> [EXERCISE PROMPT]:
The number of lines in the records that include "button" is all you should give.

*** Block opens ***

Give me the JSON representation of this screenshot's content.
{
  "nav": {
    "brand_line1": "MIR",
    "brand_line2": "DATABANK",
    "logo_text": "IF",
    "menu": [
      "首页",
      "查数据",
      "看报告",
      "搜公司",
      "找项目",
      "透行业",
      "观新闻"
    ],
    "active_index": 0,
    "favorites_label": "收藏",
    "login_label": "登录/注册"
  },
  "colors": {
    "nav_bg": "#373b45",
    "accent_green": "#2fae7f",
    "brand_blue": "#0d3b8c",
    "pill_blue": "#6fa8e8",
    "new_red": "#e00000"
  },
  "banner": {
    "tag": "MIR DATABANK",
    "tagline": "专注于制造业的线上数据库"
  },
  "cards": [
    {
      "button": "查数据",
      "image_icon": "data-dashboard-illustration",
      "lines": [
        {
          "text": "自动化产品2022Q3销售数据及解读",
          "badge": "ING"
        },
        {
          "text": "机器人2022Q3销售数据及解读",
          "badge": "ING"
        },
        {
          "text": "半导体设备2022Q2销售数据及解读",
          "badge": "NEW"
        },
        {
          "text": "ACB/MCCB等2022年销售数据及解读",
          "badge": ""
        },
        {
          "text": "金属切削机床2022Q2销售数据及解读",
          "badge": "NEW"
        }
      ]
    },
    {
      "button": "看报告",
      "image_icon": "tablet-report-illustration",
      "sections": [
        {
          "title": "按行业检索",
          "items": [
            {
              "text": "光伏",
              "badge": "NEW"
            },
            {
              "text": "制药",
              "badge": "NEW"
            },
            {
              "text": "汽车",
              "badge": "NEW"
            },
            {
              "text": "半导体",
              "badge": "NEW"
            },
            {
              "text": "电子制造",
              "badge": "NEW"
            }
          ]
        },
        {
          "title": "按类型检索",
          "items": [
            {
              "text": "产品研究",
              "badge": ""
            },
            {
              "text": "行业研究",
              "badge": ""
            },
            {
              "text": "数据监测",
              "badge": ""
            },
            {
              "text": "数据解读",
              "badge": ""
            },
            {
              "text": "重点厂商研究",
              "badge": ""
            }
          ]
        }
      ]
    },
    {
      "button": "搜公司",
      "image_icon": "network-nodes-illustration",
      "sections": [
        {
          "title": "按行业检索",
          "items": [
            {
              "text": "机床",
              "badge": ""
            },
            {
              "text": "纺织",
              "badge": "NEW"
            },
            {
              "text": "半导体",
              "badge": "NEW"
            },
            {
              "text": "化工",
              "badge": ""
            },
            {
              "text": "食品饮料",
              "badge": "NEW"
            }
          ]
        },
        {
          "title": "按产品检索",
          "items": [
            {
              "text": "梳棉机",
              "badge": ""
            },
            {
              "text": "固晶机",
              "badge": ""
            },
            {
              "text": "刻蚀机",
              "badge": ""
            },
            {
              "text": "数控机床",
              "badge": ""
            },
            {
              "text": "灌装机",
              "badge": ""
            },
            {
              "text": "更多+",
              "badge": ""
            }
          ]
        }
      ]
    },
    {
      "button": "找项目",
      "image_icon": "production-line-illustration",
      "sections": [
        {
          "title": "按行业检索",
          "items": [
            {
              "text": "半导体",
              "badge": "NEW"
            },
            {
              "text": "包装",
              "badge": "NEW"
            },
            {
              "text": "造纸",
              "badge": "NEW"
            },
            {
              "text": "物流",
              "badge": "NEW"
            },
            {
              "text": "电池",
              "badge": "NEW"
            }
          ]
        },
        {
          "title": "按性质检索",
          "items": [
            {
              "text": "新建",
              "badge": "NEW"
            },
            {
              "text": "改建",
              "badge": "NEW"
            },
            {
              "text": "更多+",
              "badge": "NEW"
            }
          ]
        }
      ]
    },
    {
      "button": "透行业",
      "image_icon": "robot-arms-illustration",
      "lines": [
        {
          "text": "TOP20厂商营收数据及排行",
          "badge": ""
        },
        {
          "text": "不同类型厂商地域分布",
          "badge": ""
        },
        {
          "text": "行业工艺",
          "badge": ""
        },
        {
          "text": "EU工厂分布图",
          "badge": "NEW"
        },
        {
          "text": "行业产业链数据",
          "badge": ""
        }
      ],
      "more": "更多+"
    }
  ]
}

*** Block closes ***

> [RESULT]:
5